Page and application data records
___

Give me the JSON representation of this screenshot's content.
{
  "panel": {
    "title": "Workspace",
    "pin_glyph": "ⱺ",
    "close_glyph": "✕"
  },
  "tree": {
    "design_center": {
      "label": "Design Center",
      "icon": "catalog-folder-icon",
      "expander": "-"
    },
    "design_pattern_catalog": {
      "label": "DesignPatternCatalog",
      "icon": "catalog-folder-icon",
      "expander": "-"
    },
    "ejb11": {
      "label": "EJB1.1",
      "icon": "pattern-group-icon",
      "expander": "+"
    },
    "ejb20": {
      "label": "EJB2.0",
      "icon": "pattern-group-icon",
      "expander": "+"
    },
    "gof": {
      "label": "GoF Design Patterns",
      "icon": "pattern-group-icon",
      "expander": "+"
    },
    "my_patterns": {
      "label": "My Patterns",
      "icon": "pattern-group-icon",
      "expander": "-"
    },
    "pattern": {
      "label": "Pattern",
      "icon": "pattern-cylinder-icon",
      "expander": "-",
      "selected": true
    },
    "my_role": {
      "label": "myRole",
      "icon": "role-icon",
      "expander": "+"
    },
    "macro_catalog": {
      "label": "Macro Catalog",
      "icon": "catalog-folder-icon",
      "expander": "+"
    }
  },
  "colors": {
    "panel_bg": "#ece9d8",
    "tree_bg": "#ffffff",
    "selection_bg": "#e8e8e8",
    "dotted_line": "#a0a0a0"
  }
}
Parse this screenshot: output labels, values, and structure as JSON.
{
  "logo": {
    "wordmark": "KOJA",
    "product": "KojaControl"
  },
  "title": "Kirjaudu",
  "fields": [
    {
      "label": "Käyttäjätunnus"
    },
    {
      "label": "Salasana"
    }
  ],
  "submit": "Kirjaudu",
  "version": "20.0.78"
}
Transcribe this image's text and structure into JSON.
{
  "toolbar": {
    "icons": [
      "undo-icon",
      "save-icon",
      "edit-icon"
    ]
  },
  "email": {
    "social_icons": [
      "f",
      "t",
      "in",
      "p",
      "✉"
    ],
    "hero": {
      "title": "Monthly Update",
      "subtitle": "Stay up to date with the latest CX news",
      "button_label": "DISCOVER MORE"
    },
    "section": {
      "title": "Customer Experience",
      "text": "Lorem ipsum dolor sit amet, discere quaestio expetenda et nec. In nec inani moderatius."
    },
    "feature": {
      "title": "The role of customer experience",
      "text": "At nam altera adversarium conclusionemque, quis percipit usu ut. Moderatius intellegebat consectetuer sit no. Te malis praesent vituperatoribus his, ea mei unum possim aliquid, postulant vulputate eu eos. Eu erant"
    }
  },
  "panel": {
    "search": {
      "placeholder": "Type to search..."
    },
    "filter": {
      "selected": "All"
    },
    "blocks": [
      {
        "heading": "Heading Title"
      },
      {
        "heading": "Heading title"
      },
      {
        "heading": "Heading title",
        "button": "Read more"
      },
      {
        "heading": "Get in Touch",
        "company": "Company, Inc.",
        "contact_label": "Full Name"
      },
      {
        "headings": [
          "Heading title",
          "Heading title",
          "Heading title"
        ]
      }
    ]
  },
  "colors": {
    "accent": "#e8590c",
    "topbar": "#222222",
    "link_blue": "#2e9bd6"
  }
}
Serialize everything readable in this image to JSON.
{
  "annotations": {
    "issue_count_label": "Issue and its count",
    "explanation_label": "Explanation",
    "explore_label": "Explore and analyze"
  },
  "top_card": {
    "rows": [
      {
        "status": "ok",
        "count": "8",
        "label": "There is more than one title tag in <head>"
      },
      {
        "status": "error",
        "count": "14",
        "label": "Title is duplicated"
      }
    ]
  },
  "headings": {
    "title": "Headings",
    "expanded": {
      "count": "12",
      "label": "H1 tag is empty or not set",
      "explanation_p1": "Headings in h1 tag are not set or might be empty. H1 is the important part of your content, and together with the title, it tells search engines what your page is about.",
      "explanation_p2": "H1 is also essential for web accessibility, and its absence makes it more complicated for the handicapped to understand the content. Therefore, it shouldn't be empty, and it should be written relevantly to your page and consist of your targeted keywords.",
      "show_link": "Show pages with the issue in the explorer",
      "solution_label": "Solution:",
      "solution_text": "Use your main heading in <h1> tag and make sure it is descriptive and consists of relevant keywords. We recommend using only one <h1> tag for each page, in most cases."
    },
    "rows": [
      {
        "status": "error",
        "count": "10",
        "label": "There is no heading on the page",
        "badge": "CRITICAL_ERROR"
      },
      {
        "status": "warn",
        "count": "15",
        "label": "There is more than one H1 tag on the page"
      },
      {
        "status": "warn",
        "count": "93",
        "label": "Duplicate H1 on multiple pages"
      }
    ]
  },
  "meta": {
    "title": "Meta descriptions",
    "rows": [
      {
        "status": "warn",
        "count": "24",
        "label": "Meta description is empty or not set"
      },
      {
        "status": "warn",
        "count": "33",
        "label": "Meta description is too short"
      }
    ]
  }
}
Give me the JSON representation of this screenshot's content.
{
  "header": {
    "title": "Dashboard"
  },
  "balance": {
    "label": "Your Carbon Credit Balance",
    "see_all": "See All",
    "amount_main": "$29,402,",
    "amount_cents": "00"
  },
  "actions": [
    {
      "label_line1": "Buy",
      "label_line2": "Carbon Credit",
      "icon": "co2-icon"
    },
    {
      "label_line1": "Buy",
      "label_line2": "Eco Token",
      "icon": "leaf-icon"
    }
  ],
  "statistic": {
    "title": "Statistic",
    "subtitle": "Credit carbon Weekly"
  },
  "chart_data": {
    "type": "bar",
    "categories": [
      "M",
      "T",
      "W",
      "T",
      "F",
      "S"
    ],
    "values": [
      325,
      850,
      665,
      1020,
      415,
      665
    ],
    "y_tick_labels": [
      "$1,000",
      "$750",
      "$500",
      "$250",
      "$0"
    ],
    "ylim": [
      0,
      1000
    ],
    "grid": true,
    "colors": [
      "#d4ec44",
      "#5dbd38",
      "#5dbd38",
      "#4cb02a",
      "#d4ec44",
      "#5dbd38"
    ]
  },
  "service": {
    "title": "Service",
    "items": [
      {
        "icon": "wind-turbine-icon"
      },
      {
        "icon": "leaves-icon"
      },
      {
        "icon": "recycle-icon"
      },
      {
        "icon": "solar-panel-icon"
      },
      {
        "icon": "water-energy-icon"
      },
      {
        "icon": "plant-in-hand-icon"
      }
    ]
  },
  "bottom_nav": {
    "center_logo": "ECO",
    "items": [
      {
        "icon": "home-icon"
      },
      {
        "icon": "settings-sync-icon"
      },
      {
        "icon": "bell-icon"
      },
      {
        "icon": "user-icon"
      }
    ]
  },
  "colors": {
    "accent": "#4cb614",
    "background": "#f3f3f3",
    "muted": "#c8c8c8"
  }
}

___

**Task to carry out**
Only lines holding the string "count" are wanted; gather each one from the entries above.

**Solution below**
    "issue_count_label": "Issue and its count",
        "count": "8",
        "count": "14",
      "count": "12",
        "count": "10",
        "count": "15",
        "count": "93",
        "count": "24",
        "count": "33",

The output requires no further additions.